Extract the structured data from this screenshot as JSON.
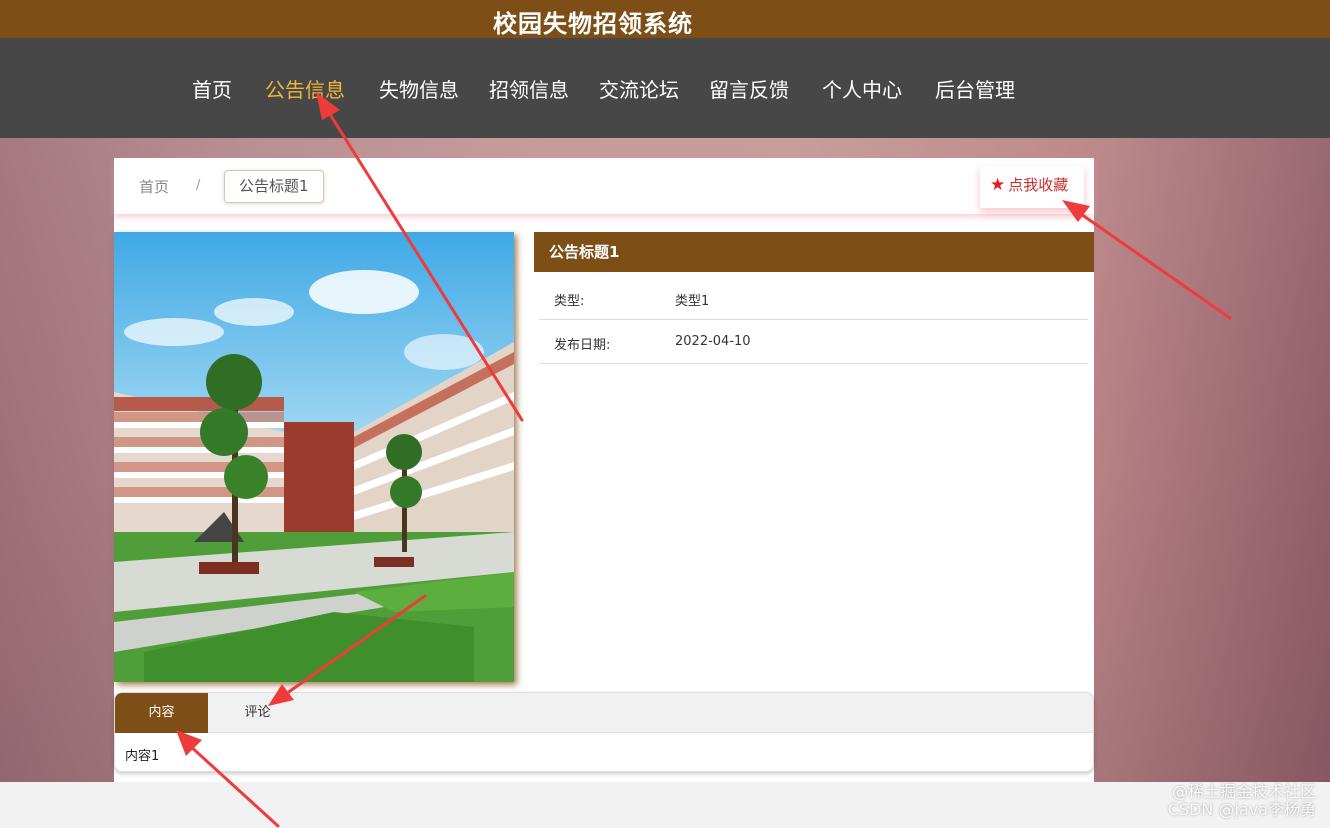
{
  "site_title": "校园失物招领系统",
  "nav": {
    "items": [
      "首页",
      "公告信息",
      "失物信息",
      "招领信息",
      "交流论坛",
      "留言反馈",
      "个人中心",
      "后台管理"
    ],
    "active_index": 1
  },
  "breadcrumb": {
    "home": "首页",
    "separator": "/",
    "current": "公告标题1"
  },
  "favorite": {
    "label": "点我收藏",
    "icon": "star-icon"
  },
  "detail": {
    "title": "公告标题1",
    "type_label": "类型:",
    "type_value": "类型1",
    "date_label": "发布日期:",
    "date_value": "2022-04-10"
  },
  "tabs": {
    "items": [
      "内容",
      "评论"
    ],
    "active_index": 0,
    "content": "内容1"
  },
  "watermark": {
    "line1": "@稀土掘金技术社区",
    "line2": "CSDN @java李杨勇"
  },
  "colors": {
    "brand": "#7d4e16",
    "nav_bg": "#474747",
    "nav_active": "#f0b637",
    "favorite": "#c8302d",
    "annotation_arrow": "#ee3b3b"
  }
}
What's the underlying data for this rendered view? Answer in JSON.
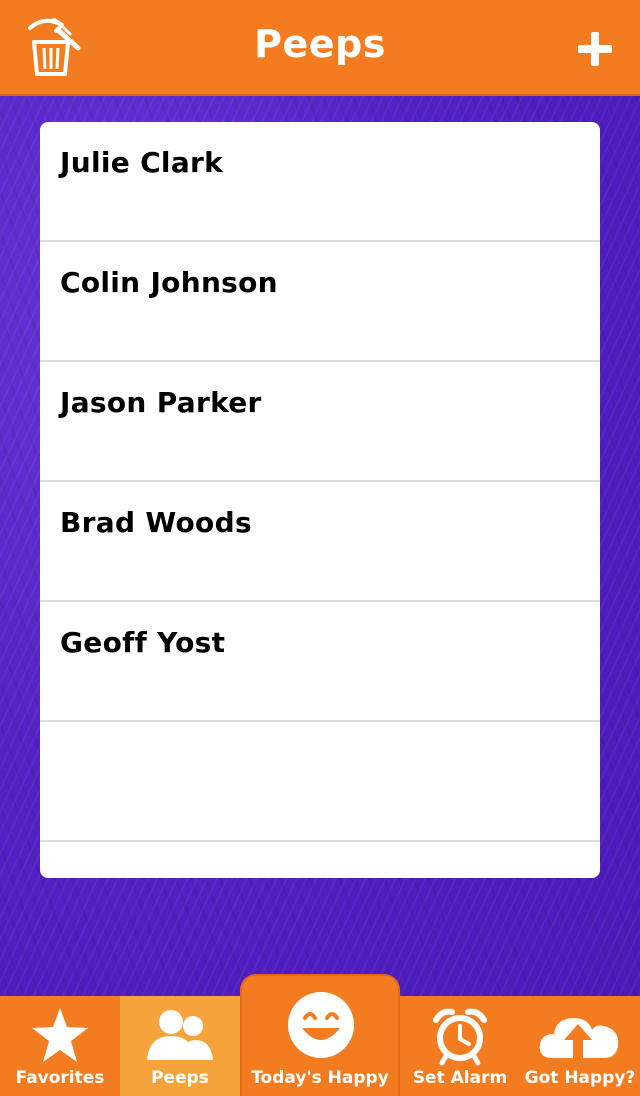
{
  "header": {
    "title": "Peeps",
    "left_icon": "trash-icon",
    "right_icon": "plus-icon"
  },
  "list": {
    "items": [
      {
        "name": "Julie Clark"
      },
      {
        "name": "Colin Johnson"
      },
      {
        "name": "Jason Parker"
      },
      {
        "name": "Brad Woods"
      },
      {
        "name": "Geoff Yost"
      },
      {
        "name": ""
      },
      {
        "name": ""
      }
    ]
  },
  "tabbar": {
    "tabs": [
      {
        "label": "Favorites",
        "icon": "star-icon",
        "active": false
      },
      {
        "label": "Peeps",
        "icon": "people-icon",
        "active": true
      },
      {
        "label": "Today's Happy",
        "icon": "smiley-icon",
        "active": false
      },
      {
        "label": "Set Alarm",
        "icon": "alarm-clock-icon",
        "active": false
      },
      {
        "label": "Got Happy?",
        "icon": "cloud-upload-icon",
        "active": false
      }
    ]
  },
  "colors": {
    "accent": "#f47c20",
    "active_tab": "#f6a33c",
    "background": "#5320c4"
  }
}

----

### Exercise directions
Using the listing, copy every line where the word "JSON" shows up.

### Task response
Extract the structured data from this screenshot as JSON.
What's the underlying data for this rendered view? Answer in JSON.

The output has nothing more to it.